All classic cocktails owe their longevity to stories that amplify their heady appeal, often rooted in multiple claims of origin and ownership that evoke mystery and mastery. A well-balanced cocktail is like a symphony of spirits, sugar, water and bitters (inclusion or omission of elements to suit individual tastes). Each flavor must play harmoniously like wind, string, brass and percussion, without any one instrument or ingredient dominating.
The first-century Roman gourmand Apicius coined the ever-so-pronounced phrase “First we eat with our eyes,” and the same goes for the art of the cocktail.
. Glass and garnish selection is an essential component of presentation as mixologists compete to create concoctions that look as good as they taste.

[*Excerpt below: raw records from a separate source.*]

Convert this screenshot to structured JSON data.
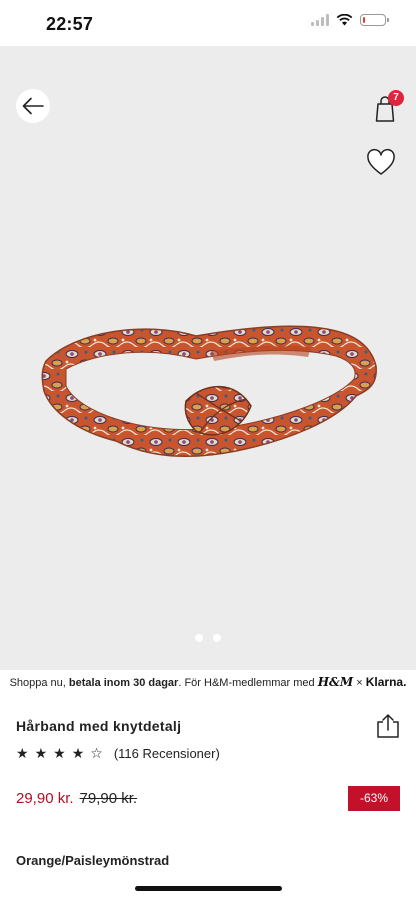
{
  "status_bar": {
    "time": "22:57",
    "battery_level": 0.12,
    "battery_color": "#e53935"
  },
  "header": {
    "bag_count": "7",
    "badge_color": "#e0243e"
  },
  "gallery": {
    "image_count": 2,
    "active_index": 0,
    "background_color": "#ececec"
  },
  "promo": {
    "prefix": "Shoppa nu, ",
    "bold": "betala inom 30 dagar",
    "suffix": ". För H&M-medlemmar med ",
    "hm_logo": "H&M",
    "separator": "×",
    "klarna": "Klarna."
  },
  "product": {
    "title": "Hårband med knytdetalj",
    "rating": 4,
    "rating_max": 5,
    "reviews": "(116 Recensioner)",
    "price_now": "29,90 kr.",
    "price_old": "79,90 kr.",
    "discount": "-63%",
    "color": "Orange/Paisleymönstrad",
    "price_color": "#b20e26",
    "discount_bg": "#c4112b"
  },
  "icons": {
    "back": "arrow-left-icon",
    "bag": "shopping-bag-icon",
    "favorite": "heart-outline-icon",
    "share": "share-icon",
    "star": "star-icon"
  }
}
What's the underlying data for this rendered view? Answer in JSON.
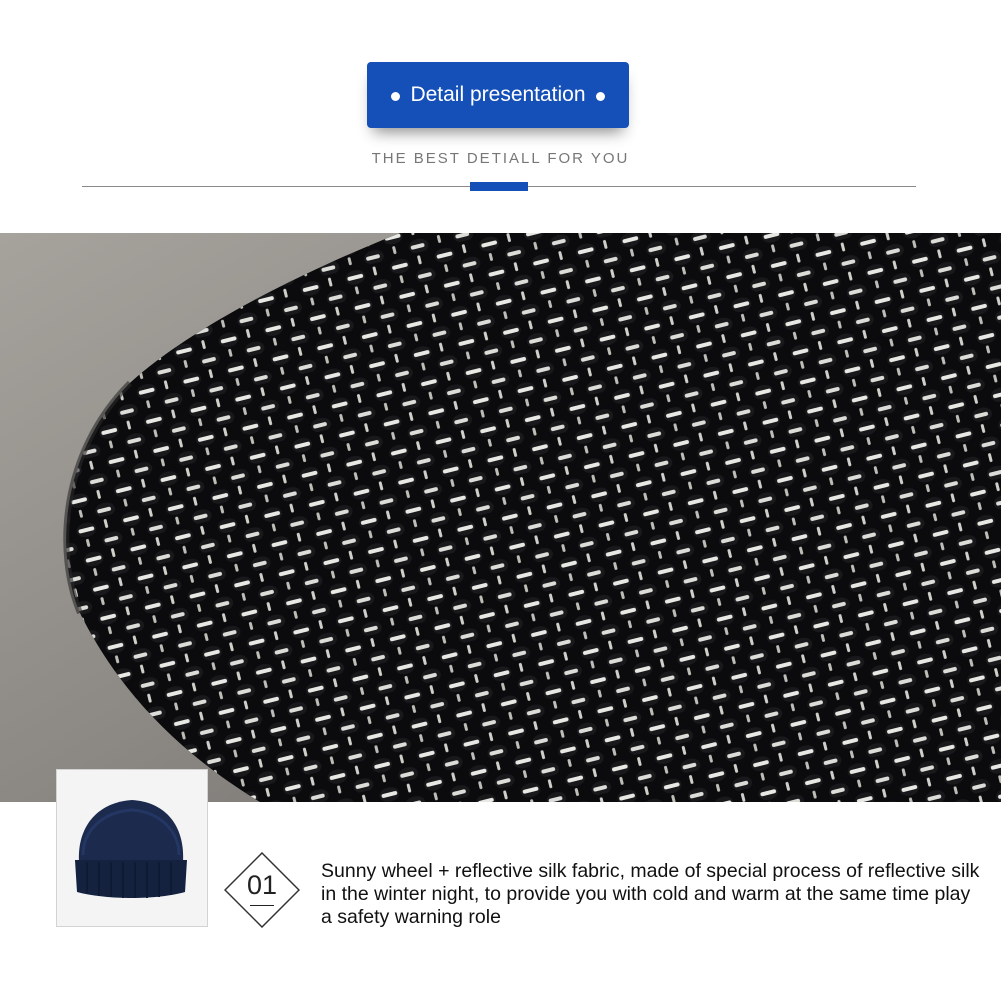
{
  "header": {
    "title": "Detail presentation",
    "subtitle": "THE BEST DETIALL FOR YOU",
    "accent_color": "#1550b8"
  },
  "feature": {
    "number": "01",
    "description": "Sunny wheel + reflective silk fabric, made of special process of reflective silk in the winter night, to provide you with cold and warm at the same time play a safety warning role"
  },
  "images": {
    "main": "reflective-knit-fabric-closeup",
    "thumbnail": "navy-knit-beanie"
  }
}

a new book, COCKTAILS, A NATURE WINERY, guides us on a visual search for the best elixirs, pairing them with custom backstories. Todd M. Casey’s meticulous still life paintings illustrate animated stories curated by Christine Sismondo and James Waller.
The compact yet comprehensive hardback offers 60 of Casey’s paintings along with recipes that will captivate your senses and inform your cocktail party banter, on sale from Running Press for $24.

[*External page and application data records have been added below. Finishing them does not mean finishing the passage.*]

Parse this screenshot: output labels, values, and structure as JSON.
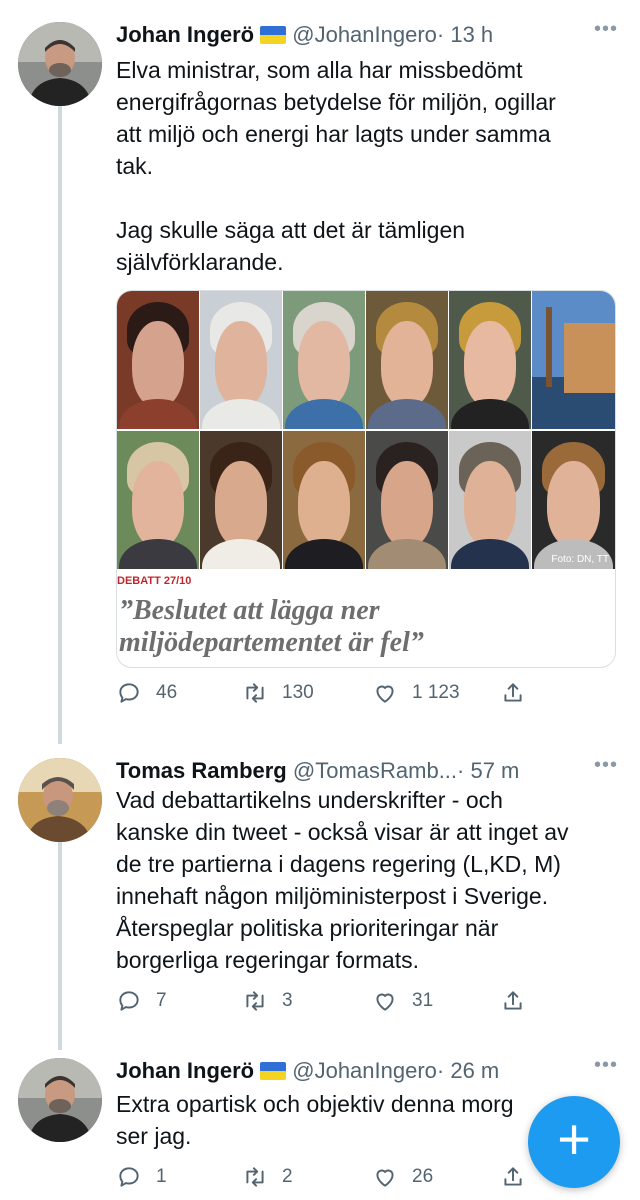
{
  "tweets": [
    {
      "name": "Johan Ingerö",
      "handle": "@JohanIngero",
      "time": "· 13 h",
      "text_p1": "Elva ministrar, som alla har missbedömt\nenergifrågornas betydelse för miljön, ogillar\natt miljö och energi har lagts under samma\ntak.",
      "text_p2": "Jag skulle säga att det är tämligen\nsjälvförklarande.",
      "media": {
        "kicker": "DEBATT 27/10",
        "headline": "”Beslutet att lägga ner\nmiljödepartementet är fel”",
        "photo_credit": "Foto: DN, TT"
      },
      "replies": "46",
      "retweets": "130",
      "likes": "1 123"
    },
    {
      "name": "Tomas Ramberg",
      "handle": "@TomasRamb...",
      "time": "· 57 m",
      "text_p1": "Vad debattartikelns underskrifter - och\nkanske din tweet - också visar är att inget av\nde tre partierna i dagens regering (L,KD, M)\ninnehaft någon miljöministerpost i Sverige.\nÅterspeglar politiska prioriteringar när\nborgerliga regeringar formats.",
      "replies": "7",
      "retweets": "3",
      "likes": "31"
    },
    {
      "name": "Johan Ingerö",
      "handle": "@JohanIngero",
      "time": "· 26 m",
      "text_p1": "Extra opartisk och objektiv denna morg\nser jag.",
      "replies": "1",
      "retweets": "2",
      "likes": "26"
    }
  ],
  "more_label": "•••",
  "fab_label": "+",
  "icons": {
    "reply": "reply-icon",
    "retweet": "retweet-icon",
    "like": "like-icon",
    "share": "share-icon",
    "flag": "ukraine-flag-icon",
    "compose": "compose-icon"
  },
  "colors": {
    "accent": "#1d9bf0",
    "muted": "#536471",
    "thread_line": "#cfd9de",
    "kicker": "#c0262d"
  }
}
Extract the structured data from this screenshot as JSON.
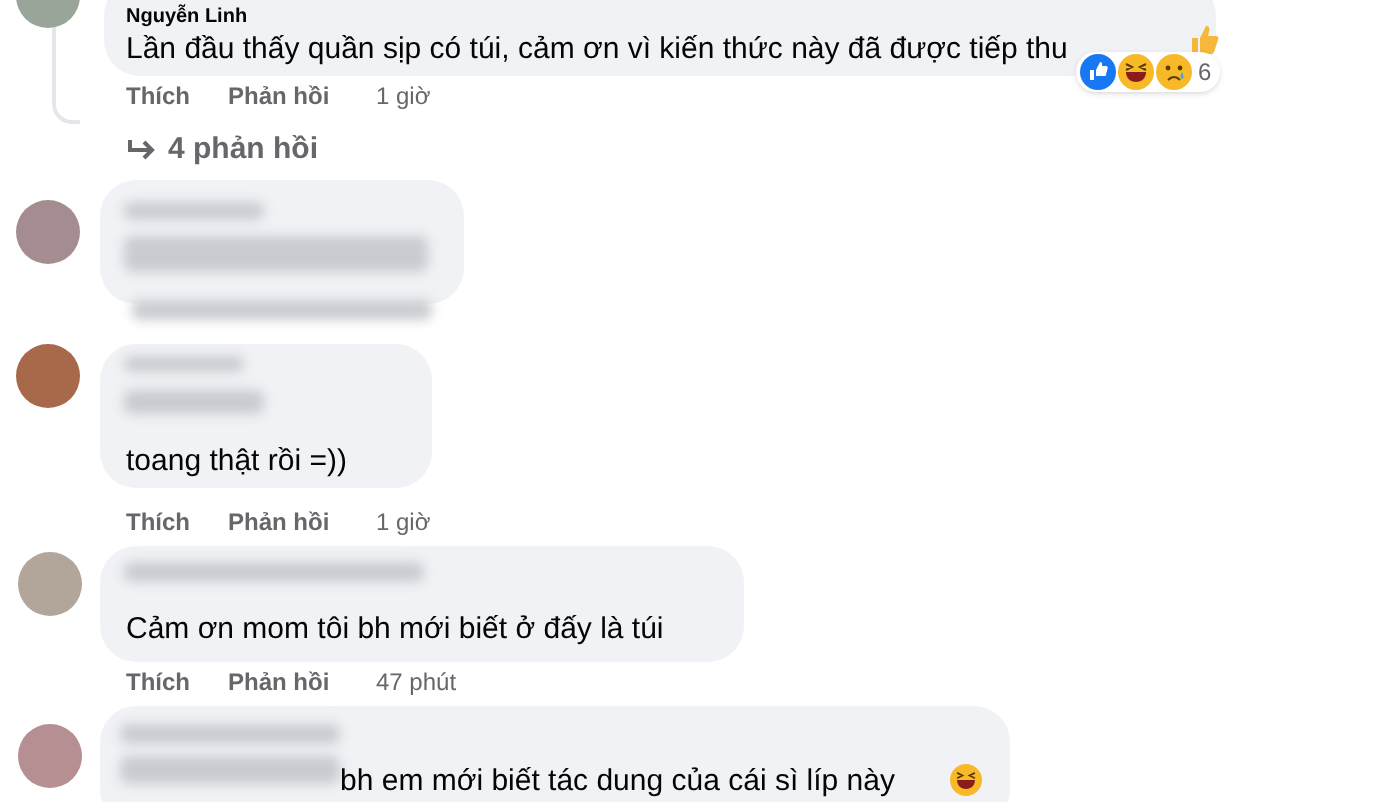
{
  "comments": [
    {
      "author": "Nguyễn Linh",
      "text": "Lần đầu thấy quần sịp có túi, cảm ơn vì kiến thức này đã được tiếp thu",
      "like_label": "Thích",
      "reply_label": "Phản hồi",
      "time": "1 giờ",
      "reaction_count": "6",
      "replies_link": "4 phản hồi"
    },
    {
      "text": "toang thật rồi =))",
      "like_label": "Thích",
      "reply_label": "Phản hồi",
      "time": "1 giờ"
    },
    {
      "text": "Cảm ơn mom tôi bh mới biết ở đấy là túi",
      "like_label": "Thích",
      "reply_label": "Phản hồi",
      "time": "47 phút"
    },
    {
      "text": "bh em mới biết tác dung của cái sì líp này"
    }
  ]
}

Many of the images in the book are available as original paintings at Rehs Contemporary in New York, which showed Casey’s work on a variety of subjects, including his heady depictions of indulgent drinks, in a 2020 solo exhibition titled The art of still life.
Some people may order an applejack sour or order a sweeter twist on the sidecar, both variants of the Jack Rose.
The cocktail gained prominence when Jake Barnes, the narrator of Ernest Hemingway’s 1926 novel The Sun Also Rises, sipped a Jack Rose at the bar of the Crillon Paris Hotel while waiting for Lady Brett Ashley. Writer John Steinbeck also liked the Jack Rose, which saw a resurgence in New York City cocktail bars and restaurants in the early 1990s as hipsters first embraced applejack (which became can substitute for brandy and cognac in many cocktails).
Sismondo and Waller credit a Wall Street bar with inventing the Jack Rose around 1900 and turning baseball around.
Casey, who infuses many still life paintings with literary references, depicts the sumptuous rosé cocktail garnished with a twist of corkscrew lemon, tempting us on an ornate plate, its stem reflected in the open metal shaker. Our eye is drawn to the contrasting green lemon leaf and the composition on a background of richly textured brush strokes.
Casey uses cut crystal rocks glass to highlight the exquisite color of penicillin, giving the medicinal elixir an elegant feel. A selection of cocktails with shiny metal bulbs pierce a piece of fresh ginger, while smaller pieces frame the glass, rest on a white napkin and self-refer to Casey’s ubiquitous citrus leaves and reinforce the need for juice of fresh lemon.
Sismondo and Waller compare penicillin to a cold Hot Toddy, another popular home remedy.
Whole, halved and sliced oranges appear against the lush blue background, the ruby focal point focusing our gaze. Casey playfully plants a red-and-white-striped straw on top of an orange leaf and in front of the Aperol Spritz, adorned with what looks like a sprig of mint that draws our gaze to the sliced orange reflected in the glass .
What now seems like a simple popular brunch and poolside drink requires some skill to pour, advise Sismondo and Waller.
A book for all seasons, you’ll learn new myths about old favorites and rediscover one-time classics that reappear decades later in fancy cocktail bars. Traverse history from Prohibition Detroit to contemporary Seattle, take the Last Word and travel on Paper Plane to New York City’s Lower East Side, a worldly destination for cocktail culture enthusiasts to mingle effortless soul and glamour. Casey’s images are timeless and recipes are fungible, thanks to decades of bartender rivalry and fluctuating social fancies.